It is unclear if these requirements still apply when receiving ESAs following the most recent amendment.
Multiple emotional support animals
While no law examples appear to address the subject of several emotional support animals. The essential standards for this accommodation would be the same. As a result, if a person with a handicap claimed to require many emotional support animals, he or she would need proof from a psychologist or esa certified healthcare expert to back up this claim. The practitioner would be required to show confirmation that each support animal improved some impairment symptom.
Some individuals have misrepresented their dogs as ESAs in order to avoid extra charges. Such as paying damage deposits for pets in a rental apartment or extra baggage fees for transporting an animal on a flight. This was one of the factors that drove the Air Carrier Access Act to be revised in December 2020.

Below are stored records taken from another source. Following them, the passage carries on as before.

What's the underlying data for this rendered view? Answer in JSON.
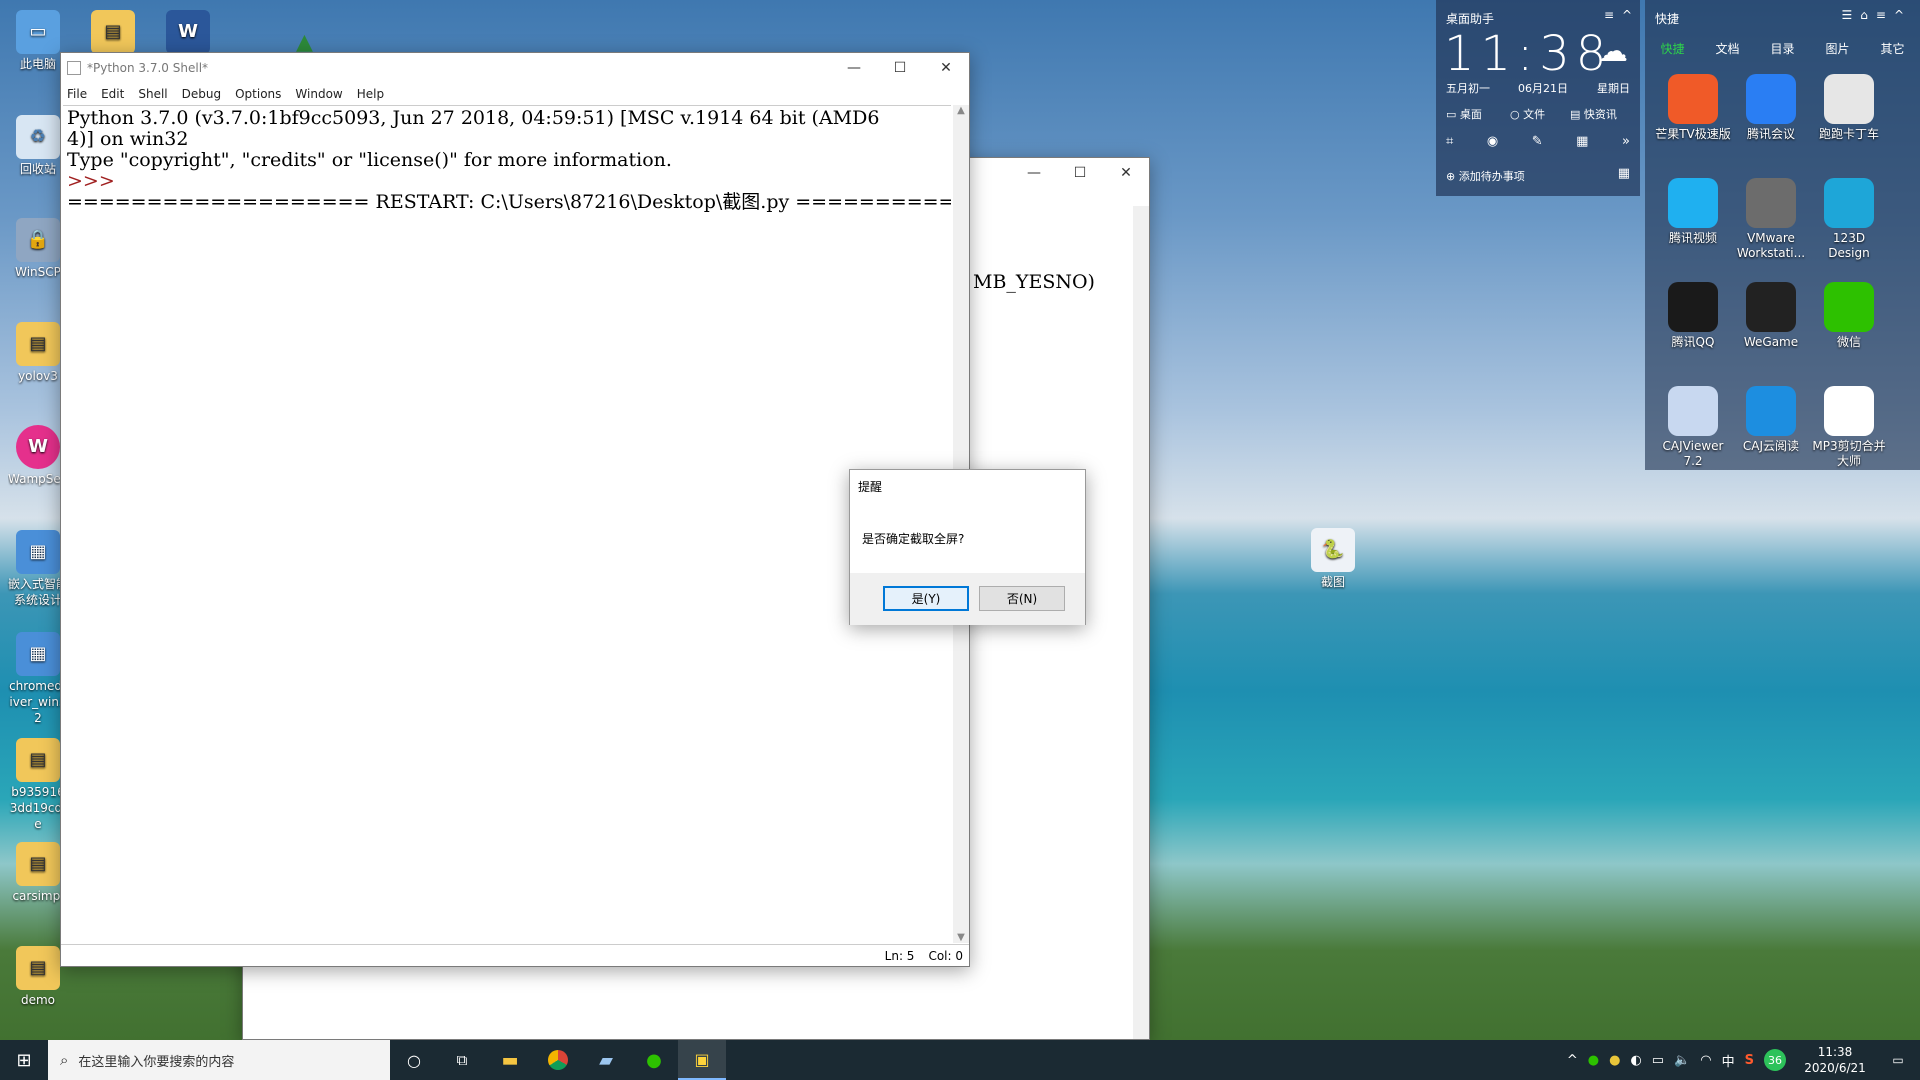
{
  "desktop_icons": [
    {
      "label": "此电脑",
      "icon": "computer-icon"
    },
    {
      "label": "回收站",
      "icon": "recycle-bin-icon"
    },
    {
      "label": "WinSCP",
      "icon": "winscp-icon"
    },
    {
      "label": "yolov3",
      "icon": "folder-icon"
    },
    {
      "label": "WampServer",
      "icon": "wamp-icon"
    },
    {
      "label": "嵌入式智能系统设计",
      "icon": "archive-icon"
    },
    {
      "label": "chromedriver_win32",
      "icon": "archive-icon"
    },
    {
      "label": "b9359163dd19cdfe",
      "icon": "folder-icon"
    },
    {
      "label": "carsimpl",
      "icon": "folder-icon"
    },
    {
      "label": "demo",
      "icon": "folder-icon"
    },
    {
      "label": "截图",
      "icon": "python-file-icon"
    }
  ],
  "shell": {
    "title": "*Python 3.7.0 Shell*",
    "menu": [
      "File",
      "Edit",
      "Shell",
      "Debug",
      "Options",
      "Window",
      "Help"
    ],
    "lines": [
      "Python 3.7.0 (v3.7.0:1bf9cc5093, Jun 27 2018, 04:59:51) [MSC v.1914 64 bit (AMD6",
      "4)] on win32",
      "Type \"copyright\", \"credits\" or \"license()\" for more information.",
      ">>>",
      "=================== RESTART: C:\\Users\\87216\\Desktop\\截图.py ==================="
    ],
    "status": {
      "ln": "Ln: 5",
      "col": "Col: 0"
    }
  },
  "back_window": {
    "visible_text": "MB_YESNO)"
  },
  "dialog": {
    "title": "提醒",
    "message": "是否确定截取全屏?",
    "yes": "是(Y)",
    "no": "否(N)"
  },
  "assistant": {
    "title": "桌面助手",
    "time": "11:38",
    "lunar": "五月初一",
    "date": "06月21日",
    "weekday": "星期日",
    "links": [
      "桌面",
      "文件",
      "快资讯"
    ],
    "todo": "添加待办事项"
  },
  "quick": {
    "title": "快捷",
    "tabs": [
      "快捷",
      "文档",
      "目录",
      "图片",
      "其它"
    ],
    "apps": [
      {
        "label": "芒果TV极速版",
        "color": "#f05a28"
      },
      {
        "label": "腾讯会议",
        "color": "#2a7ef3"
      },
      {
        "label": "跑跑卡丁车",
        "color": "#e6e6e6"
      },
      {
        "label": "腾讯视频",
        "color": "#1fb0f0"
      },
      {
        "label": "VMware Workstati...",
        "color": "#6c6c6c"
      },
      {
        "label": "123D Design",
        "color": "#1ea6d8"
      },
      {
        "label": "腾讯QQ",
        "color": "#1a1a1a"
      },
      {
        "label": "WeGame",
        "color": "#222222"
      },
      {
        "label": "微信",
        "color": "#2dc100"
      },
      {
        "label": "CAJViewer 7.2",
        "color": "#c8d8f0"
      },
      {
        "label": "CAJ云阅读",
        "color": "#1d8ee0"
      },
      {
        "label": "MP3剪切合并大师",
        "color": "#ffffff"
      }
    ]
  },
  "taskbar": {
    "search_placeholder": "在这里输入你要搜索的内容",
    "clock_time": "11:38",
    "clock_date": "2020/6/21",
    "ime": "中",
    "badge": "36"
  }
}
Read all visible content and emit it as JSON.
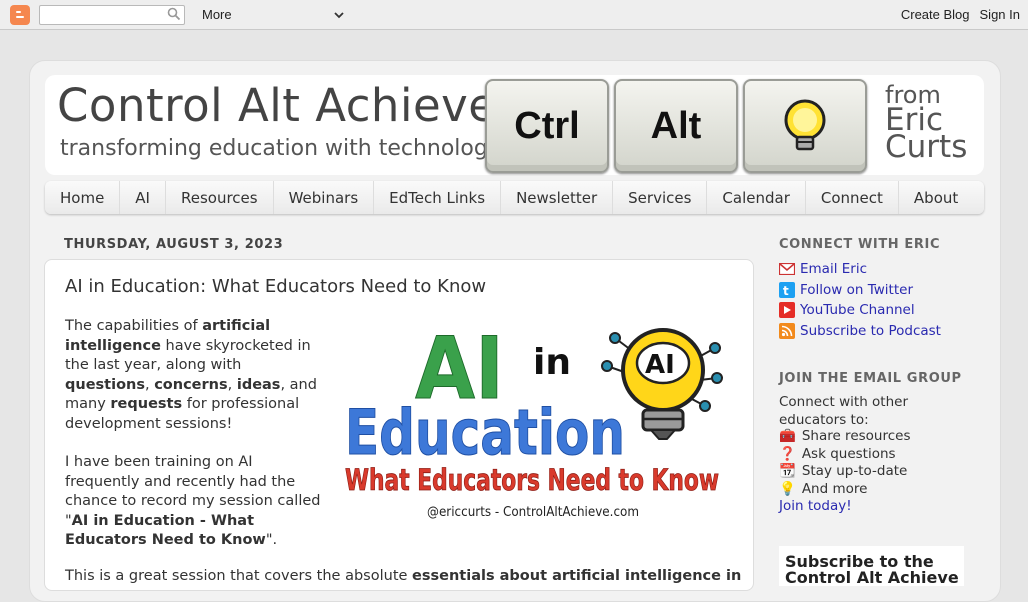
{
  "navbar": {
    "more_label": "More",
    "create_blog": "Create Blog",
    "sign_in": "Sign In"
  },
  "header": {
    "title": "Control Alt Achieve",
    "subtitle": "transforming education with technology",
    "keys": [
      "Ctrl",
      "Alt"
    ],
    "from_line1": "from",
    "from_line2": "Eric",
    "from_line3": "Curts"
  },
  "tabs": [
    "Home",
    "AI",
    "Resources",
    "Webinars",
    "EdTech Links",
    "Newsletter",
    "Services",
    "Calendar",
    "Connect",
    "About"
  ],
  "post": {
    "date": "THURSDAY, AUGUST 3, 2023",
    "title": "AI in Education: What Educators Need to Know",
    "image": {
      "line_ai": "AI",
      "line_in": "in",
      "line_education": "Education",
      "line_tagline": "What Educators Need to Know",
      "credit": "@ericcurts - ControlAltAchieve.com",
      "bulb_text": "AI"
    },
    "p1": {
      "t1": "The capabilities of ",
      "b1": "artificial intelligence",
      "t2": " have skyrocketed in the last year, along with ",
      "b2": "questions",
      "t3": ", ",
      "b3": "concerns",
      "t4": ", ",
      "b4": "ideas",
      "t5": ", and many ",
      "b5": "requests",
      "t6": " for professional development sessions!"
    },
    "p2": {
      "t1": "I have been training on AI frequently and recently had the chance to record my session called \"",
      "b1": "AI in Education - What Educators Need to Know",
      "t2": "\"."
    },
    "p3": {
      "t1": "This is a great session that covers the absolute ",
      "b1": "essentials about artificial intelligence in"
    }
  },
  "sidebar": {
    "connect_heading": "CONNECT WITH ERIC",
    "connect_links": [
      {
        "label": "Email Eric",
        "icon": "email-icon"
      },
      {
        "label": "Follow on Twitter",
        "icon": "twitter-icon"
      },
      {
        "label": "YouTube Channel",
        "icon": "youtube-icon"
      },
      {
        "label": "Subscribe to Podcast",
        "icon": "rss-icon"
      }
    ],
    "email_heading": "JOIN THE EMAIL GROUP",
    "email_intro": "Connect with other educators to:",
    "email_items": [
      {
        "emoji": "🧰",
        "label": "Share resources"
      },
      {
        "emoji": "❓",
        "label": "Ask questions"
      },
      {
        "emoji": "📆",
        "label": "Stay up-to-date"
      },
      {
        "emoji": "💡",
        "label": "And more"
      }
    ],
    "join_label": "Join today!",
    "subscribe_box": "Subscribe to the Control Alt Achieve"
  }
}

It is a criminal in various US jurisdictions to provide a letter, registration, or certificate to someone who is not disabled. Making false claims that their animal is an aid animal or that they are a handler training an assistance animal has become a criminal misdemeanor in several places.
People with mental impairments have legal protection against housing discrimination in the United States. Under the Federal Fair Housing Amendments Act (FHAA) and Section 504 of the Rehabilitation Act of 1973. People with disabilities may request a reasonable accommodation. Such as a waiver of a “no pets policy,” for any service animal. A landlord cannot, in general, discriminate against someone with a handicap in housing.
Section 504 of the Rehabilitation Act
Section 504 of the Rehabilitation Act, adopted in 1973, makes discrimination against handicapped people unlawful. In 1988, the US Department of Housing and Urban Development (HUD) issued rules under the legislation. This means that public housing authorities cannot refuse accommodation to a disabled individual purely because of his or her condition.
If a reasonable accommodation can be provided to make housing available to a handicapped person. The landlord is compelled to make the accommodation. Courts have repeatedly concluded that a tenant requesting an emotional support animal as a reasonable accommodation must establish a link between his or her capacity to function and the company of the animal.
The United States District Court for the Northern District of California decided Janush v. Charities Housing Development Corp (N.D. Ca., 2000). The US Northern District Court of California concluded in Janush v. Charities Housing Development Corp (N.D. Ca., 2000) that reasonable accommodation is a fact-based, rather than a species-based, problem.
Fair Housing Act Amendments
The requirements of the Fair Housing Act apply to both public and private housing agencies. The FHAA, like Section 504, compels landlords to offer reasonable accommodations for disabled renters. The legislation is administered by the United States Department of Housing and Urban Development (HUD). The renter has a mental handicap, which is the first ingredient of an FHAA housing discrimination lawsuit. The second criterion, that the landlord was aware of or should have been aware of the handicap. The lays an affirmative responsibility on the tenant to request the reasonable accommodation. more